In March we’re featuring Griffith University’s Environmental Futures Research Institute and research that’s developing solutions to facilitate clean, resilient and sustainable futures, and improved health and wellbeing of people.
The Environmental Futures Research Institute (EFRI) combines science, innovation and local Australian experience to expand new knowledge through fundamental research. The Institute hosts around 250 researchers, including academics, research-only staff, associates, adjuncts, visiting researchers and more than 120 PhD scholars.
Exploring new science frontiers, stimulating innovation and influencing public policy, EFRI members develop solutions that facilitate clean, resilient and sustainable futures, and continue to improve the health and wellbeing of people.
“Our research addresses key environmental priorities that reflect critical global issues and identifies niche markets and research gaps in the current marketplace.”
Dian Riseley, Institute Manager, EFRI
EFRI has four key areas of research: 1) environment and energy; 2) human evolution; 3) planetary health; and 4) food futures.
Predicting animal to human virus transmission risk periods
The Wildlife Disease Ecology Group sits within the Institute’s Planetary Health research platform. Its research aims to develop a better understanding of the dynamics of wildlife diseases which can be used to ensure scientifically sound decisions relating to the health of wildlife, domestic animals and people, as well as conservation.
Dr Alison Peel is a veterinarian and wildlife disease ecologist with the group who is researching the dynamics and drivers of infectious disease, particularly in bats. Her research focuses on Hendra virus and flying fox ecology in Australia and is being used as a template for other bat-borne viruses in other parts of the world.
“All animals and people can carry a range of different viruses that don’t cause illness in the main host species, but can be fatal if they transmit to other species. Hendra virus in flying foxes is an example, which can be fatal when it ‘spills over’ into horses and people. We think that land clearing and climatic conditions are driving this spillover.”
“We work closely with the Government and notify them of when our results indicate upcoming periods with an elevated risk of transmission.”
Alison Peel, EFRI Planetary Health research platform
The importance of Dr Peel’s research is paramount when you consider that bats have also been implicated in the transmission of coronaviruses and Ebola to people—again, potentially as a result of human disruption to natural environments.
By identifying high disease transmission risk periods and understanding the underlying environmental drivers, this research may lead to larger, sustainable win-win solutions for human health and the environment at the global scale.
Native bees stepping up to the plate
At EFRI’s Food Futures research group, Professor Helen Wallace is also conducting topical, globally applicable research into the increasing role native bees could play as agricultural crop pollinators if the European honeybee population collapses.
“Australia’s native stingless bees could be a key line of defence for the nation’s horticulture industry against the devastating bee parasite Varroa destructor, a mite which is predicted to enter Australia in the coming years and could cost the industry over a billion dollars.”
“Stingless bees are not targeted by the mite and are used successfully to pollinate some commercial species of fruit and nuts, such as macadamias, but their effectiveness as pollinators for a range of other plants remains uncertain.”
“We know that stingless bees visit flowers, but are they efficient pollinators?

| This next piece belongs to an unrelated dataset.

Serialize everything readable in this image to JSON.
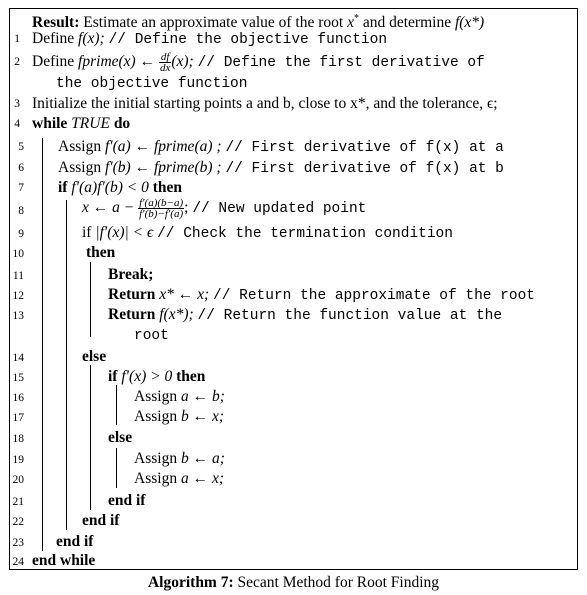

Do they track the pollen to the places it needs to go? Now we need to find out.”
Helen Wallace, EFRI Food Futures research platform
The project will compile data and review existing evidence on the potential of stingless bees and carry out studies on a range of fruit and vegetable crops, testing first if the bees visit the flowers and transport the crop pollen.
Species diversity as predictors of environmental change
Collaborative research is a key theme at EFRI, says the Institute’s Dr Paul Oliver who holds a joint academic appointment as a curator in the Queensland Museum’s Biodiversity Program.
Dr Oliver has participated in expeditions to some of Australasia’s most remote areas, described over 50 new species, and documented completely novel hotspots of biodiversity. In 2019 he described three new frog species and a colourful new gecko from Papua New Guinea’s mountain forests.
“Looking into patterns of genetic diversity within and between species helps us understand how past environmental changes have affected the region’s diverse fauna and flora.
We are particularly interested in relic species and populations—animals that formerly had much wider ranges—they provide a powerful tool for predicting how sensitive organisms may be to effects of future climatic change.”
Paul Oliver, EFRI and the Queensland Museum
Long-nosed Tree Frog (Litoria sp nov) (Credit: Tim Laman, National Geographic)